Have you ever talked about the lyrics of a much-loved song with a friend? Perhaps the discussion took place online? It might surprise you to discover that you've gotten pretty darn close to infringing a US patent.The Alice in question is Alice Corp. v. CLS Bank International, where the Supreme Court ruled that just because you add "With a computer" to an unpatentable idea does not make the idea a patentable one.
This month, EFF's Stupid Patent of the Month feature has singled out Patent No. 9,401,941, owned by CBS Interactive, which has claimed its monopoly to "processing user interactions with song lyrics." The patent's big reveal is a "computer-implemented system" for "processing interactions with song lyrics." Supposedly, this adds to existing technology by allowing a user to select particular parts of songs, view a menu, and then write an interpretation of a selected line.

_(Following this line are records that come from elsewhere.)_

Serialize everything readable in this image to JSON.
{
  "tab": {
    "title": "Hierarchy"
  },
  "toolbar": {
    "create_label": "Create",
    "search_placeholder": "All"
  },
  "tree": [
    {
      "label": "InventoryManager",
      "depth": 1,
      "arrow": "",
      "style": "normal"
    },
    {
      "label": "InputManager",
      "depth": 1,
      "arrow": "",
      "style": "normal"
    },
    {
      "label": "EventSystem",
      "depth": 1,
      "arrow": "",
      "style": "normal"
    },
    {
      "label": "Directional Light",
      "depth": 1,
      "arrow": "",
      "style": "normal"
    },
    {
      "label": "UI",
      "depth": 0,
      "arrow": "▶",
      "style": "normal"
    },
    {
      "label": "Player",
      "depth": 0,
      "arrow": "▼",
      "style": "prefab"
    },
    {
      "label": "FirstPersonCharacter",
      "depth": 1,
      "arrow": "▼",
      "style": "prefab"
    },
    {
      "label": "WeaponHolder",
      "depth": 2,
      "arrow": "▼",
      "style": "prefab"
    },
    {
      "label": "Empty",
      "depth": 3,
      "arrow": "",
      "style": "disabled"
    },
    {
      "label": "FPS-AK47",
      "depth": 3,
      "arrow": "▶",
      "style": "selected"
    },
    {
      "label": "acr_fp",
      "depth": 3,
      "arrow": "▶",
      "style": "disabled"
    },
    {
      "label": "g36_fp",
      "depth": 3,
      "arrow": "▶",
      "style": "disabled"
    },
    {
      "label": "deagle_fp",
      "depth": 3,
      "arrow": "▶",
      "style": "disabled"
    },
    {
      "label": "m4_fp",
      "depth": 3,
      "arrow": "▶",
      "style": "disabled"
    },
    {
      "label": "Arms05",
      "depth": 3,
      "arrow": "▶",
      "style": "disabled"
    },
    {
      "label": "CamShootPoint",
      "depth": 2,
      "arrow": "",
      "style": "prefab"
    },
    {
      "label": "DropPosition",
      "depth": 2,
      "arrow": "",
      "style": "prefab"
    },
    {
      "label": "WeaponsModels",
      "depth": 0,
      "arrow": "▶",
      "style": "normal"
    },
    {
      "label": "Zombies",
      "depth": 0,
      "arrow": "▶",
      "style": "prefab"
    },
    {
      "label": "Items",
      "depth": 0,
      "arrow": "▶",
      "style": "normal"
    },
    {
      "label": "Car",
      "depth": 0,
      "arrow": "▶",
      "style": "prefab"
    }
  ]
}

Of course, even if such an idea were patent-worthy, there were already websites offering that feature before the patent's priority date of 2011. The most notable is perhaps Rap Genius, a website founded in 2009 that is now simply called Genius.
The patent examiner actually pointed out Rap Genius to the applicant, compelling CBS lawyers to narrow their claims. They added a clause saying that their technology would suggest comments to users based on what type of comments have been written in the past. That narrower definition is unlikely to be infringed by many lyrics sites, but even the narrower definition should not have resulted in a patent grant, argues EFF lawyer Daniel Nazer, who wrote the blog post.
Faced with the prospect of a never-ending search for an exact list of features proposed by the applicant, the examiner eventually gives up and grants the patent. That may be what happened here.
Even aside from older technology, the patent, which was filed in 2015, should have been rejected under the Supreme Court's Alice precedent, argues Nazer. It's a series of routine Web development decisions, and that's exactly the type of "generic" computer technology the 2014 Alice decision should have rendered unpatentable.
We seriously need to fix our patent review process.